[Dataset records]
= Beginning of Section =

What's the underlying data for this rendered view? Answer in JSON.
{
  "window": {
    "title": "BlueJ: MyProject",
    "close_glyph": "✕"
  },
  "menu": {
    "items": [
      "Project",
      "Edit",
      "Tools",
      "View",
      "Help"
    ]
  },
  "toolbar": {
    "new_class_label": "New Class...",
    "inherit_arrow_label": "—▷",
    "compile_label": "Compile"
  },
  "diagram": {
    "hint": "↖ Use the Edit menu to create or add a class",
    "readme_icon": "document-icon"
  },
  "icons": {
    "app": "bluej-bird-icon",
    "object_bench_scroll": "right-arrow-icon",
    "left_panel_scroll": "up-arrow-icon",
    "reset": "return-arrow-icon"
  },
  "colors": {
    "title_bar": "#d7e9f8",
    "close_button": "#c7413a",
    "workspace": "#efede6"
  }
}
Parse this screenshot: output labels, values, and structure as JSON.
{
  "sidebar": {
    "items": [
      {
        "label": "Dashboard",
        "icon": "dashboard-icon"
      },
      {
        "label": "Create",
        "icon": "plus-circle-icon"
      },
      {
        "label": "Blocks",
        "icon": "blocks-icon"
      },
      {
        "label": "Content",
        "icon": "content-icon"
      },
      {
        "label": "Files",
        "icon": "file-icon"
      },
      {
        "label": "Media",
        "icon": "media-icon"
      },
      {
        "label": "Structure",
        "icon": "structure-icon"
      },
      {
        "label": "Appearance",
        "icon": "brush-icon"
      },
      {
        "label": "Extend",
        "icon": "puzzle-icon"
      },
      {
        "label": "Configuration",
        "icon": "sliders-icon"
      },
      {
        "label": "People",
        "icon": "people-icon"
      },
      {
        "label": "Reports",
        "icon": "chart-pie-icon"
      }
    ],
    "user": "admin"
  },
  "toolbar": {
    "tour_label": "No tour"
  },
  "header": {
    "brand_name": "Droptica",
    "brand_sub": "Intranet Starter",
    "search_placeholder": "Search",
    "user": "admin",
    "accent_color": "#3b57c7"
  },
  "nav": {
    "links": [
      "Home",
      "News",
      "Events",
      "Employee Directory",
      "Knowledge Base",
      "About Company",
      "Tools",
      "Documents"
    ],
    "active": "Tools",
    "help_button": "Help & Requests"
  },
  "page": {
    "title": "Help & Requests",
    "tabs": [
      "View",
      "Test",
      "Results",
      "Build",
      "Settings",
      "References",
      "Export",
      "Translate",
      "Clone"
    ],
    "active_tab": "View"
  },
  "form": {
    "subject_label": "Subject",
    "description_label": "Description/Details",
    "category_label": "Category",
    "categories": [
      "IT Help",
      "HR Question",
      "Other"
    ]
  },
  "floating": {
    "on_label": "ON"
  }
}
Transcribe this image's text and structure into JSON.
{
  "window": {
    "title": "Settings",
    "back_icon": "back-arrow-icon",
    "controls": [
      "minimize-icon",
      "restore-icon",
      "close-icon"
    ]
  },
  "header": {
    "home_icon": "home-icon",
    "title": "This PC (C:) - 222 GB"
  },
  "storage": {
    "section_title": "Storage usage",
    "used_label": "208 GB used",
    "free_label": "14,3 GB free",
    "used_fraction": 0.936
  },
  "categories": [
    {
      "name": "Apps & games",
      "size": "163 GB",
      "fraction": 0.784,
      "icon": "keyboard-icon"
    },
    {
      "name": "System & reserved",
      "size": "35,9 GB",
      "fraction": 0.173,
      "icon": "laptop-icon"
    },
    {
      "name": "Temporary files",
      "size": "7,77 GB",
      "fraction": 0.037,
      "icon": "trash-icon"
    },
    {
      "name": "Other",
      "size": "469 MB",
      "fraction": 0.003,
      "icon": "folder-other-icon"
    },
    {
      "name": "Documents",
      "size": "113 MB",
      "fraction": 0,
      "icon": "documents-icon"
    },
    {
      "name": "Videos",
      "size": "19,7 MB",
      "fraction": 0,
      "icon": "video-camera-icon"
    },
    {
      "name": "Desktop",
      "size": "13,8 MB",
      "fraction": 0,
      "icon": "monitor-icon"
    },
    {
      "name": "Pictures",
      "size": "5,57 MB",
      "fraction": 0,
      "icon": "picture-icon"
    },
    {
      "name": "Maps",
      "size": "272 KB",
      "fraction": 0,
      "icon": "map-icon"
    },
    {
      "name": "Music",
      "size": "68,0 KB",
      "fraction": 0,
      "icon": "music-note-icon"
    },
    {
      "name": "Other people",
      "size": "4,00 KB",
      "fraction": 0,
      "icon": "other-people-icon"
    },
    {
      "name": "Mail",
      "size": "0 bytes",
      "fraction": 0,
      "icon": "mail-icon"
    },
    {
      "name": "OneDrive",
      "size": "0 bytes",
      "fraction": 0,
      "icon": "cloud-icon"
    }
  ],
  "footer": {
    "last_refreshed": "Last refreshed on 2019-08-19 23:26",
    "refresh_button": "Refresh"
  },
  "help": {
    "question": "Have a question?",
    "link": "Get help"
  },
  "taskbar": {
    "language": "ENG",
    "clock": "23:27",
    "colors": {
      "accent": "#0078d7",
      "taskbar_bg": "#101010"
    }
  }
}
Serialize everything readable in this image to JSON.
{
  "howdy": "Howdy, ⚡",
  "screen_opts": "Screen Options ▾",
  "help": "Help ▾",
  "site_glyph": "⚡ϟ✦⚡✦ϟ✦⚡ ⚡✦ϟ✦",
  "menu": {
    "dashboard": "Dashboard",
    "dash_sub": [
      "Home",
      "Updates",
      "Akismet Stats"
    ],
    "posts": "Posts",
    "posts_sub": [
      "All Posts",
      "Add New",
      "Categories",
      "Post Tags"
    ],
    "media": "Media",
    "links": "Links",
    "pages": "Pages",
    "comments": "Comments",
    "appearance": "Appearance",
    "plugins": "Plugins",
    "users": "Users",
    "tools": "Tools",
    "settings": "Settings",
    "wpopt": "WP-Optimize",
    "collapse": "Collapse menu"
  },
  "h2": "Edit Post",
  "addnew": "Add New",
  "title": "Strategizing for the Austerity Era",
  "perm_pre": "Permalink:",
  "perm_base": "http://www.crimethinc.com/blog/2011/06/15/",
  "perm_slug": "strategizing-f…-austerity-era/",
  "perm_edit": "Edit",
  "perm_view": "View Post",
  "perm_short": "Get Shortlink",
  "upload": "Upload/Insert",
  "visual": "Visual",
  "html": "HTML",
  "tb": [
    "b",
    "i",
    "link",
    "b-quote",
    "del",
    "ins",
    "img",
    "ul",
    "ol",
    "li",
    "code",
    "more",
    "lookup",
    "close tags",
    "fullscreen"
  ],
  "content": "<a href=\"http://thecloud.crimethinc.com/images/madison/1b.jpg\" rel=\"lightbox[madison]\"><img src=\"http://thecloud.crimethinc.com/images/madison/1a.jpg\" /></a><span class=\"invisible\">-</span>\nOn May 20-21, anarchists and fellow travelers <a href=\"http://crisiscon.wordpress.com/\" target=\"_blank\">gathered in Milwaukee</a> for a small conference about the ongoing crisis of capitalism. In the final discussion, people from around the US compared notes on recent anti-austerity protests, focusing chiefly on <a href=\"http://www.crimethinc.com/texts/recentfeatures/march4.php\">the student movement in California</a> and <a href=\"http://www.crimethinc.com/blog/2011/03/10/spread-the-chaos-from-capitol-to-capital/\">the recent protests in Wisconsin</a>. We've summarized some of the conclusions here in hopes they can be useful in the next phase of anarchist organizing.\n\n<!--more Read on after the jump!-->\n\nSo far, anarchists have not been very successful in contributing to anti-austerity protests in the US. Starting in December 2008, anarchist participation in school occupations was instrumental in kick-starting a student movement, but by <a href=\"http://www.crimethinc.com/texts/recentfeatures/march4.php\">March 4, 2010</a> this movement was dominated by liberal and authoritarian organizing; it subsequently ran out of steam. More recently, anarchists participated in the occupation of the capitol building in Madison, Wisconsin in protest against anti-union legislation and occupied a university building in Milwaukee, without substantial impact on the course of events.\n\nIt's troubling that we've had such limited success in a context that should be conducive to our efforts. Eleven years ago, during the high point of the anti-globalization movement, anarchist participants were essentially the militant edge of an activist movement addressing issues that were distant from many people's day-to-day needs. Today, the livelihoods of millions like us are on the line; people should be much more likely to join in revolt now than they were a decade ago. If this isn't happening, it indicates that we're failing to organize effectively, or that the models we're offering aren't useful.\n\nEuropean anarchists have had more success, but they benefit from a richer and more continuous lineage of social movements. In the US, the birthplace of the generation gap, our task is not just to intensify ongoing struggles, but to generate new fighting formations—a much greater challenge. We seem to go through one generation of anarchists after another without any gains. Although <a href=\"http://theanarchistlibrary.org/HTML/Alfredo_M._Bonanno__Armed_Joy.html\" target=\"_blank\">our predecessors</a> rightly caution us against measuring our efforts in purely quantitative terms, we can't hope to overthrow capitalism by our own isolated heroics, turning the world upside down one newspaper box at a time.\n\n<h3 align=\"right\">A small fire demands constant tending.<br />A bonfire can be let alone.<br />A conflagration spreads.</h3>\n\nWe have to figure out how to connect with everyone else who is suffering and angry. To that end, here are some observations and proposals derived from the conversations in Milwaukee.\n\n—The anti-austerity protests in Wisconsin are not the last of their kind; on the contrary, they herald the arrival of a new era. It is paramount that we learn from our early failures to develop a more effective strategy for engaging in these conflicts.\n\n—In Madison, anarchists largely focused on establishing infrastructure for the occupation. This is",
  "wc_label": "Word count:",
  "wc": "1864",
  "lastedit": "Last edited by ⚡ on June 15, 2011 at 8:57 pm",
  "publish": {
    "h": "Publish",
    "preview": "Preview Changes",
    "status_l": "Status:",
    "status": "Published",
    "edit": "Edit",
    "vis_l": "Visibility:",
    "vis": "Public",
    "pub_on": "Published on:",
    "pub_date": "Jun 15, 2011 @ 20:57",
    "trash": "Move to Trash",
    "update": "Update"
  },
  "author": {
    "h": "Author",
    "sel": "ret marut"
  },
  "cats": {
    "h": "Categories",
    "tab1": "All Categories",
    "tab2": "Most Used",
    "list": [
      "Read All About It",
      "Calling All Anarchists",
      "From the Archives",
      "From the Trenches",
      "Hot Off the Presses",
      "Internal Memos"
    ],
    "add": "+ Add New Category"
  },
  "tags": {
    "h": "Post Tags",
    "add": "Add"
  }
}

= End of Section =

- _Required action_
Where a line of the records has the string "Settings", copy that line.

- _Solved problem_
      "Settings",
    "title": "Settings",
    "settings": "Settings",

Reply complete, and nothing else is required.